This review contains spoilers.
Henry V is far from Shakespeare’s best-loved play. Many modern audiences are put off by its blatant macho-militancy, and disappointed by the lack of juicy drama and tragedy that makes Henry’s fellow (and last) Plantagenet, Richard III, so renowned. And yet, in recent years, the Henries have attracted a slate of Hollywood actors, namely Kit Harrington and Timothée Chalamet, and in turn, far wider audiences. This new production of Henry V from Shakespeare’s Globe and performed at Leeds Playhouse, deploys a near gender-balanced cast to highlight the urgent parallels from Henry’s imperialism in the Hundred Years War to the current government’s illiberal and nationalistic agenda.
Against a faux green-screen back-drop and floor (later lifted to reveal a nautical interior) and wielding only one prop (a plain crown), the cast of ten played almost thirty characters. This was without any wardrobe changes, perhaps in order to highlight the acting from voice and movement alone. In a bid to avoid any confusion, stage directions, namely “enter” and then their character’s name are said aloud by each character (along with the act and scene and location). This wasn’t a perfect solution, firstly because the characters rushed through it, seemingly excited to get to the actual dialogue, and secondly because, combined with the overall postmodernist minimalism in stage design, the overall effect came off as tediously avante-garde and, well, stagey.
And yet these cues did give me a chance to follow the plot and ultimately made for a more accessible production, as did the somewhat modernised dramaturgy. I have previously felt like an outside member of an elite club at Shakespeare plays, unaware of jokes being performed until I hear chortling down my row. And while the keenest Shakespeare readers may find these adaptations patronising, I hope this no-preparation-necessary approach means that those less familiar with Shakespeare feel encouraged to see a performance, and know that they can get something out of it, even if the young audience members I overheard frantically swatting up on the events of the Battle of Agincourt felt their hard work went to waste.
The cast wear modern, casual clothes.
The synergy between the late medieval storyline and implications for the modern day is where the production thrives. While Olivier’s portrayal of Henry V (1944), dedicated to the soldiers of the second world war and their ancestors, served to boost morale and jingoistic sentiment, in this version Oliver Johnstone portrays Henry as a war criminal, focusing on his order to kill POWs, and as as a hypocrite, succumbing to the tyranny that he, a self-proclaimed “Christian king” emphatically denies. Johnstone’s acting excels as Henry descends into masochism in the second act, becoming a quasi Patrick Bateman who mocks others' suffering and brutally murders his confidant Scrope (Dharmesh Patel) with his bare hands. This madness was far more effective than the choreographed fight scenes which sadly revealed the tricks of stage combat. Johnstone’s Henry left me yearning for more – these dark moments were brilliant but unfortunately fleeting.
Henry increasingly reveals his more sadistic side.
In his last act on stage, Henry forcibly kisses the young French Princess Katherine (Joséphine Callies). The significant age gap and Katherine’s absolute desperation to learn English to please Henry is particularly uncomfortable to watch in the wake of #metoo.
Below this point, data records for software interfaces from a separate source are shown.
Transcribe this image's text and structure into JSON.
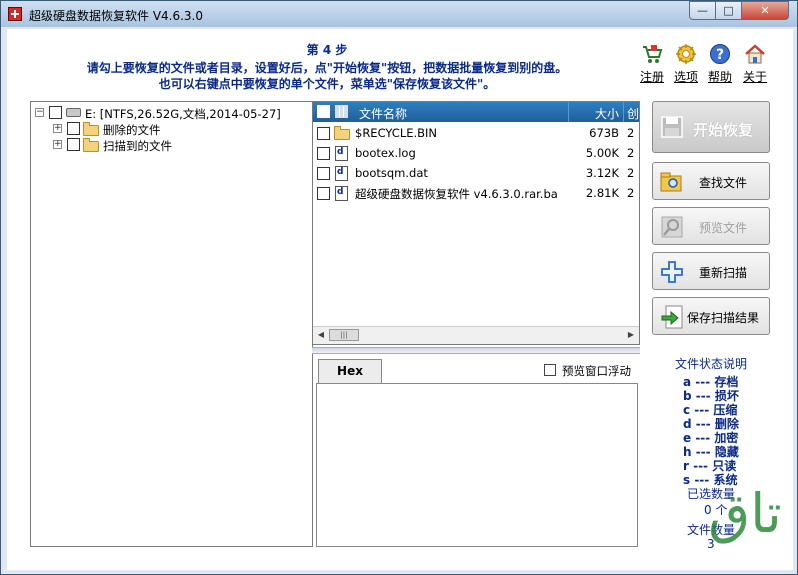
{
  "window": {
    "title": "超级硬盘数据恢复软件 V4.6.3.0",
    "controls": {
      "minimize": "—",
      "maximize": "□",
      "close": "✕"
    }
  },
  "header": {
    "step": "第 4 步",
    "line1": "请勾上要恢复的文件或者目录，设置好后，点\"开始恢复\"按钮，把数据批量恢复到别的盘。",
    "line2": "也可以右键点中要恢复的单个文件，菜单选\"保存恢复该文件\"。"
  },
  "toolbar": [
    {
      "label": "注册",
      "icon": "cart-icon"
    },
    {
      "label": "选项",
      "icon": "gear-icon"
    },
    {
      "label": "帮助",
      "icon": "help-icon"
    },
    {
      "label": "关于",
      "icon": "home-icon"
    }
  ],
  "tree": {
    "root": {
      "label": "E:  [NTFS,26.52G,文档,2014-05-27]",
      "expander": "−"
    },
    "children": [
      {
        "label": "删除的文件",
        "expander": "+"
      },
      {
        "label": "扫描到的文件",
        "expander": "+"
      }
    ]
  },
  "file_list": {
    "columns": {
      "name": "文件名称",
      "size": "大小",
      "attr": "创"
    },
    "rows": [
      {
        "name": "$RECYCLE.BIN",
        "size": "673B",
        "attr": "2",
        "type": "folder"
      },
      {
        "name": "bootex.log",
        "size": "5.00K",
        "attr": "2",
        "type": "d",
        "icon_letter": "d"
      },
      {
        "name": "bootsqm.dat",
        "size": "3.12K",
        "attr": "2",
        "type": "d",
        "icon_letter": "d"
      },
      {
        "name": "超级硬盘数据恢复软件 v4.6.3.0.rar.ba",
        "size": "2.81K",
        "attr": "2",
        "type": "d",
        "icon_letter": "d"
      }
    ],
    "scroll_left": "◀",
    "scroll_right": "▶",
    "scroll_thumb": "|||"
  },
  "preview": {
    "tab": "Hex",
    "float_label": "预览窗口浮动"
  },
  "buttons": {
    "start": "开始恢复",
    "find": "查找文件",
    "preview": "预览文件",
    "rescan": "重新扫描",
    "save_results": "保存扫描结果"
  },
  "legend": {
    "title": "文件状态说明",
    "items": [
      "a --- 存档",
      "b --- 损坏",
      "c --- 压缩",
      "d --- 删除",
      "e --- 加密",
      "h --- 隐藏",
      "r --- 只读",
      "s --- 系统"
    ],
    "selected_label": "已选数量",
    "selected_value": "0 个",
    "file_count_label": "文件数量",
    "file_count_value": "3"
  },
  "watermark": "تاق"
}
The play reaches its political climax in the creatively inserted epilogue, in which Katherine, posing anachronistically as a post-Brexit French immigrant, sits the citizenship test and is grilled on her knowledge of so-called British values, history and culture, namely the One Hundred Years War and the works of William Shakespeare. Director Holly Race Roughan carefully balances satire and irony here. By putting on a Shakespeare production, Roughan inherently celebrates the Bard, though in direct contrast to the endorsement in the citizenship test, she also clearly warns against a face-value reading of national heroes and creates a markedly anti-royal production. Scrope’s painful last breaths eerily echo Henry’s father's on-stage death in the opening scene, suggesting that violence is inherent to patrilineal succession. The chanting of God Save our Gracious King was particularly timely, while the first London production opened just two months after the Queen’s death. Roughan reminds us that as distant as Henry’s imperialist monarchy feels, we are still living within this system. Previous productions have drawn direct comparisons to contemporary warfare, dressing up Henry in modern-day camo. By contrast, Leeds Playhouse was notably lacking in any visual indicators of militancy. The epilogue is a stark reminder that intolerance is not only actioned through battles: policy, while less bombastic, can also be wielded as a weapon of xenophobia.